The country doesn’t need a Maori Party but it has one and it’s not going away anytime soon. It is not currently required in the government so its policies are unlikely to get any traction over the next three years. However, the two MPs, Rawiri Waititi and Debbie Ngarewa-Parker, will be vocal and try to advance their cause though private members’ bills. They have already signalled that one such bill will seek to have the Treaty of Waitangi incorporated in the MP’s oath of allegiance. The Party of course has its own version of the Treaty which wrongly claims that in Article 1 iwi did not cede sovereignty to Queen Victoria. It is also seemingly unaware that the Treaty was made between the Crown and all New Zealanders both natives and settlers.
Another policy they are advocating, which is currently being promoted in politically correct circles, states Remove the racist provision that allows for referenda to overturn council’s decisions to establish Māori wards. Many would argue that actually having Maori wards is racist as it provides the group with specialist treatment no other ethnicity is permitted. One can also argue that providing special representation in local government is insulting to part-Maori because it implies that they can’t compete successfully in open elections.
Politicians from Hobson to Ardern have echoed the cry: “We are one people”. Let it be so – there should be no special or separatist treatment for Maori or any other group. What the government and parliament should be planning is the removal of all special legislative provisions for Maori, the abolition of the special seats and the termination of the Waitangi Tribunal. Only then will we have a true democracy with equality for all. As things stand part-Maori are more equal than others.

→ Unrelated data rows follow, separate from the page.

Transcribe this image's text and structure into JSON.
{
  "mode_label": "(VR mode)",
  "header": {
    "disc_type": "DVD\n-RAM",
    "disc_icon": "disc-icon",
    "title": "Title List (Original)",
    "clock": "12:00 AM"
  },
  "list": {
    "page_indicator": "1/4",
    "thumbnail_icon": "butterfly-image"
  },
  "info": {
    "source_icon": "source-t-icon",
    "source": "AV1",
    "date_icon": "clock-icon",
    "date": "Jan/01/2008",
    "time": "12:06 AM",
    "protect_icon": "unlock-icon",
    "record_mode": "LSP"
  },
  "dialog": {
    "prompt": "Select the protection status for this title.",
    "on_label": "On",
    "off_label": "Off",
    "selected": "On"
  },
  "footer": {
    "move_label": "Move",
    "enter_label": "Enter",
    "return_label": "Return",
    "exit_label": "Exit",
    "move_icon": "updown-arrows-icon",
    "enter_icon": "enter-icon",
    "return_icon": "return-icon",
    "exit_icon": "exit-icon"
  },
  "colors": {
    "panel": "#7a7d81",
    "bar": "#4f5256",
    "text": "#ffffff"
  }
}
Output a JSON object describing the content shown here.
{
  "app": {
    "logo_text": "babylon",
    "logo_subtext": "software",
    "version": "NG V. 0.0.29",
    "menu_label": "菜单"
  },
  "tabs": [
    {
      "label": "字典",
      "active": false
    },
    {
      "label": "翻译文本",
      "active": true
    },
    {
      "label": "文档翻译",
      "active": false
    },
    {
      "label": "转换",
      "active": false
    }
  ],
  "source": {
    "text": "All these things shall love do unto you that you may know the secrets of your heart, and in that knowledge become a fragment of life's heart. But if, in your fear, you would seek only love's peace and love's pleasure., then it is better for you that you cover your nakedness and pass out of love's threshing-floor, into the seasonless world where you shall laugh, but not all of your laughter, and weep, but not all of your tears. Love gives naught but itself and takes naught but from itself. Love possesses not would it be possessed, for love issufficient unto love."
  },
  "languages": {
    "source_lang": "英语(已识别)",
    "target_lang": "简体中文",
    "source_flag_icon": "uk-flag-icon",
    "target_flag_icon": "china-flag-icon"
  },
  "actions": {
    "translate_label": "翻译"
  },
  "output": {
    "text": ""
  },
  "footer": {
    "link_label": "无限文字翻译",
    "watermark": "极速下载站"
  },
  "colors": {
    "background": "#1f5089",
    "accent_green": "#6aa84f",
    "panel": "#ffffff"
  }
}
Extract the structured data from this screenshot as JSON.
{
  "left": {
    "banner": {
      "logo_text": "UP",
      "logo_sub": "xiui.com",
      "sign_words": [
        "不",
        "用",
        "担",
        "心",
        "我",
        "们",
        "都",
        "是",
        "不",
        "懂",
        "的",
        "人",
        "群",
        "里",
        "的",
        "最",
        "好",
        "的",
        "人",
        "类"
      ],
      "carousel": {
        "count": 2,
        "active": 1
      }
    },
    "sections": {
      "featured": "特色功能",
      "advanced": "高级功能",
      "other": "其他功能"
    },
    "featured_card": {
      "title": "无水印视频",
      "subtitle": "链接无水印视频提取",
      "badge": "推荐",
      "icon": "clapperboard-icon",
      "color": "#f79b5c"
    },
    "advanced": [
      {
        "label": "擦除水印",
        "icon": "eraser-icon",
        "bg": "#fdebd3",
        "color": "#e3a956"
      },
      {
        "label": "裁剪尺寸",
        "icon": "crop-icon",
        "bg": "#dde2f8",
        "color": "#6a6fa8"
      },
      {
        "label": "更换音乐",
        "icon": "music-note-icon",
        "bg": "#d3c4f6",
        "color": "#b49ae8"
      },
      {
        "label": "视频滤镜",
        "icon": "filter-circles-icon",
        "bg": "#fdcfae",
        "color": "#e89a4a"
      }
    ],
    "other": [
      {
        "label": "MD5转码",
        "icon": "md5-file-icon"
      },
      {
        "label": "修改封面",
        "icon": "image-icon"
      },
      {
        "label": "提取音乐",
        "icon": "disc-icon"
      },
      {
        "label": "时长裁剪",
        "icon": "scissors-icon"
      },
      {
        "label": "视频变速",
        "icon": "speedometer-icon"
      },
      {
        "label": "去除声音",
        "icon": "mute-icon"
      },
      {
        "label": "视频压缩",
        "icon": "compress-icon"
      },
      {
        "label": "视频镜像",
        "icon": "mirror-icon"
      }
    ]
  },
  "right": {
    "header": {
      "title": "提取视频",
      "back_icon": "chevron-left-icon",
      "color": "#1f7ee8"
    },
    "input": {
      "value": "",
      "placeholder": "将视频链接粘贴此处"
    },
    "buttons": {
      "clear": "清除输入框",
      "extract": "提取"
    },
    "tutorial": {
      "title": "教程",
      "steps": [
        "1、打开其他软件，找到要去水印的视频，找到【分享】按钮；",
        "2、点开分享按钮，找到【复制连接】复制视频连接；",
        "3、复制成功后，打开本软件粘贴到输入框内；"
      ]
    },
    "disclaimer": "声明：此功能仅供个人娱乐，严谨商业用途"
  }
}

Roger Childs is a writer and freelance journalist. He is a former history and geography teacher, who wrote or co-authored 10 school textbooks.